When he is not racing or partaking in other Olympic events, the Ghanaian skier who goes by the nickname "Snow Leopard" will be resting in Pemberton during the 2010 Winter Olympics.
This week Kwame "The Snow Leopard" Nkrumah-Acheampong's ski team announced they have been offered a free stay at the luxurious Drumkeeran House on Ivey Lake.
"We were very surprised," said Nkrumah-Acheampong on a cell phone call Tuesday from Mount Washington about the housing offer.
"I think it is really great that some people can be so generous. On behalf of myself and my team, I can only say a big thank you."
Last month, the Snow Leopard's team was having such a hard time finding accommodation in Whistler for the 2010 Winter Olympics that they made an announcement on CBC radio. They also posted an "SOS Accommodation for Whistler" on their website.
As luck would have it, the owner of the Drumkeeran House in Pemberton heard their plea and offered them a place to stay for the duration of the Games.
According to Richard Harpham, Nkrumah-Acheampong's manager, an American family was originally supposed to stay at the Drumkeeran House, but their plans fell through at the last minute.
After offering him the house this month, owner David Linney told Harpham that maybe the Snow Leopard was meant to stay in his estate, which is modeled after a Celtic country house.
"If you look at their website, the location they have given us is really, really nice," said Nkrumah-Acheampong, who has never been to Pemberton before.
Nkrumah-Acheampong will stay at the six-bedroom house with his father, mother, wife, daughter and in-laws. There, they will have access to 700 feet of waterfront, a private dock, and other amenities found at the five-star private estate.
Coming from a country with no snow, and only learning to ski five years ago, the Snow Leopard has attracted a slew of media attention over the past year with his plans to compete in the Winter Olympics. Media covering his story include ESPN, Time Magazine and BBC News.
According to his manager, Nkrumah-Acheampong's journey to the Olympics has been "under funded," and it is through the generosity of others like Linney that he has able to achieve his goals.
"Obviously, we haven't had a pound or shilling from the Ghana government at this point, so it is people power, really," said Harpham.
To train for the Games, the Snow Leopard spent the winter season at Mount Washington, courtesy of the Comox Valley community. Everywhere he goes in the ski resort he is surrounded by people wishing him good luck, said Harpham.

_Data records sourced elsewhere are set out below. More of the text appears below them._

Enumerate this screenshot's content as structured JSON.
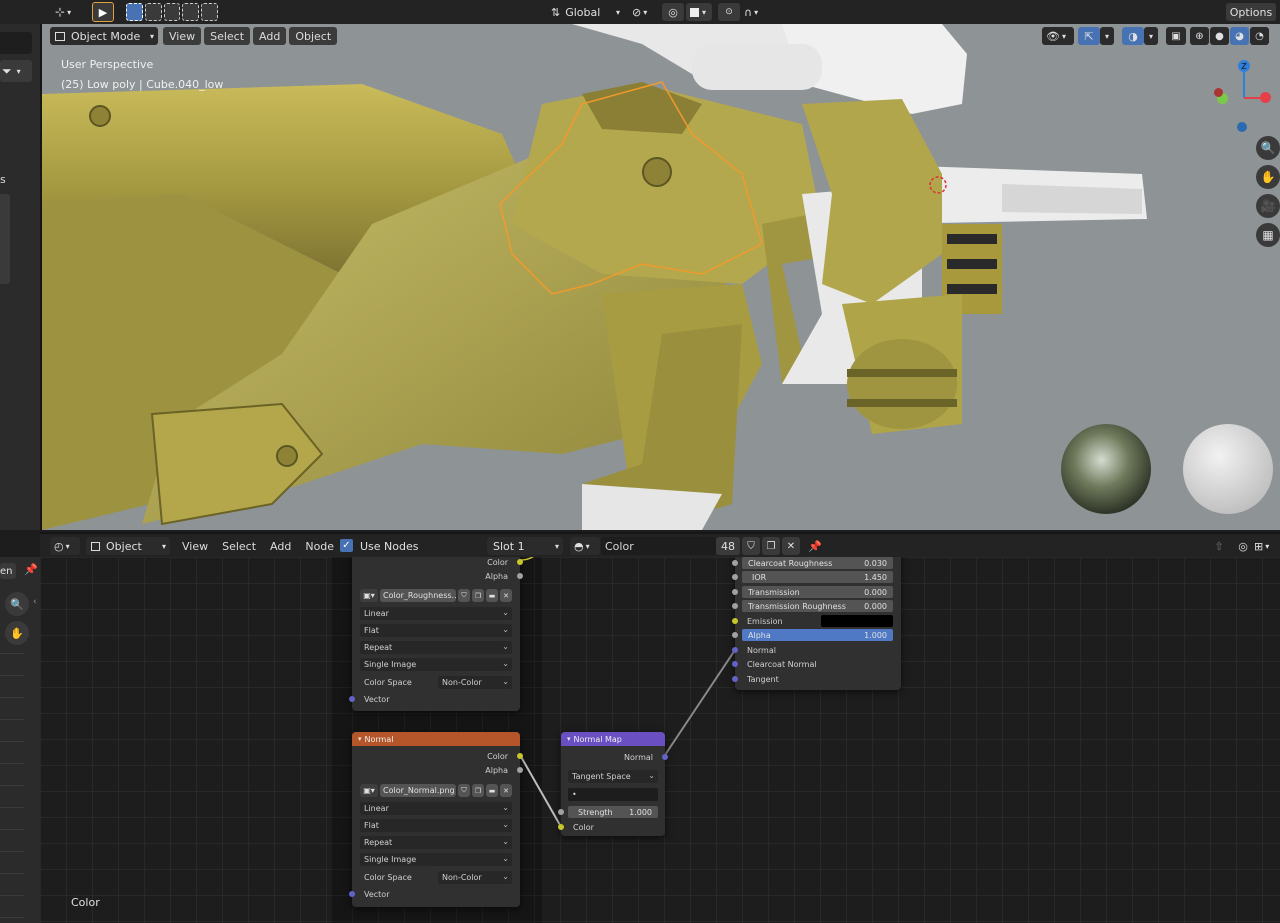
{
  "top_toolbar": {
    "transform_orientation": "Global",
    "options_label": "Options"
  },
  "viewport": {
    "mode": "Object Mode",
    "menus": [
      "View",
      "Select",
      "Add",
      "Object"
    ],
    "overlay_line1": "User Perspective",
    "overlay_line2": "(25) Low poly | Cube.040_low",
    "gizmo_axis_label": "Z"
  },
  "node_header": {
    "object_label": "Object",
    "menus": [
      "View",
      "Select",
      "Add",
      "Node"
    ],
    "use_nodes_label": "Use Nodes",
    "use_nodes_checked": true,
    "slot": "Slot 1",
    "material_name": "Color",
    "user_count": "48"
  },
  "left_panel": {
    "partial_label": "en",
    "partial_label2": "s",
    "bottom_label": "Color"
  },
  "roughness_node": {
    "outputs": [
      "Color",
      "Alpha"
    ],
    "image_name": "Color_Roughness...",
    "interpolation": "Linear",
    "projection": "Flat",
    "extension": "Repeat",
    "source": "Single Image",
    "color_space_label": "Color Space",
    "color_space": "Non-Color",
    "input": "Vector"
  },
  "normal_node": {
    "title": "Normal",
    "outputs": [
      "Color",
      "Alpha"
    ],
    "image_name": "Color_Normal.png",
    "interpolation": "Linear",
    "projection": "Flat",
    "extension": "Repeat",
    "source": "Single Image",
    "color_space_label": "Color Space",
    "color_space": "Non-Color",
    "input": "Vector"
  },
  "normal_map_node": {
    "title": "Normal Map",
    "output": "Normal",
    "space": "Tangent Space",
    "uv_map": "•",
    "strength_label": "Strength",
    "strength_value": "1.000",
    "input": "Color"
  },
  "bsdf_node": {
    "fields": [
      {
        "label": "Clearcoat Roughness",
        "value": "0.030"
      },
      {
        "label": "IOR",
        "value": "1.450"
      },
      {
        "label": "Transmission",
        "value": "0.000"
      },
      {
        "label": "Transmission Roughness",
        "value": "0.000"
      }
    ],
    "emission_label": "Emission",
    "alpha_label": "Alpha",
    "alpha_value": "1.000",
    "inputs": [
      "Normal",
      "Clearcoat Normal",
      "Tangent"
    ]
  },
  "colors": {
    "node_header_orange": "#b4552a",
    "node_header_purple": "#6a4fc3",
    "alpha_blue": "#4f79c5",
    "yellow_model": "#b5a84a",
    "viewport_bg": "#8e9396"
  }
}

"We didn't have a training camp, so Mount Washington and the people of Comox Valley basically paid for our accommodation and the ski resort gave us passes," said Harpham.
"He inspires people, and the Olympics should be about sprinkling magic. We have that magic."
The Snow Leopard's six-person ski team will make their way from Vancouver Island to Pemberton this week, stopping in Coquitlam on Thursday for a reception at the Ghana Canada Association.
Once in Pemberton, Harpham said they hope to get to know the community well.
That sentiment is shared by the Pemberton community.
"We are thrilled that Pemberton will be host to these very special visitors," Tracey Rozsypalek, Tourism Pemberton's chair, said in a press release. "We look forward to welcoming them to our community and including them in our Olympic festivities."
Among the activities already planned for the Snow Leopard's stay in Pemberton are talks to local students and attending Pemberton's Winterfest events.
Nkrumah-Acheampong has qualified to ski in the men's slalom and giant slalom during the Winter Games.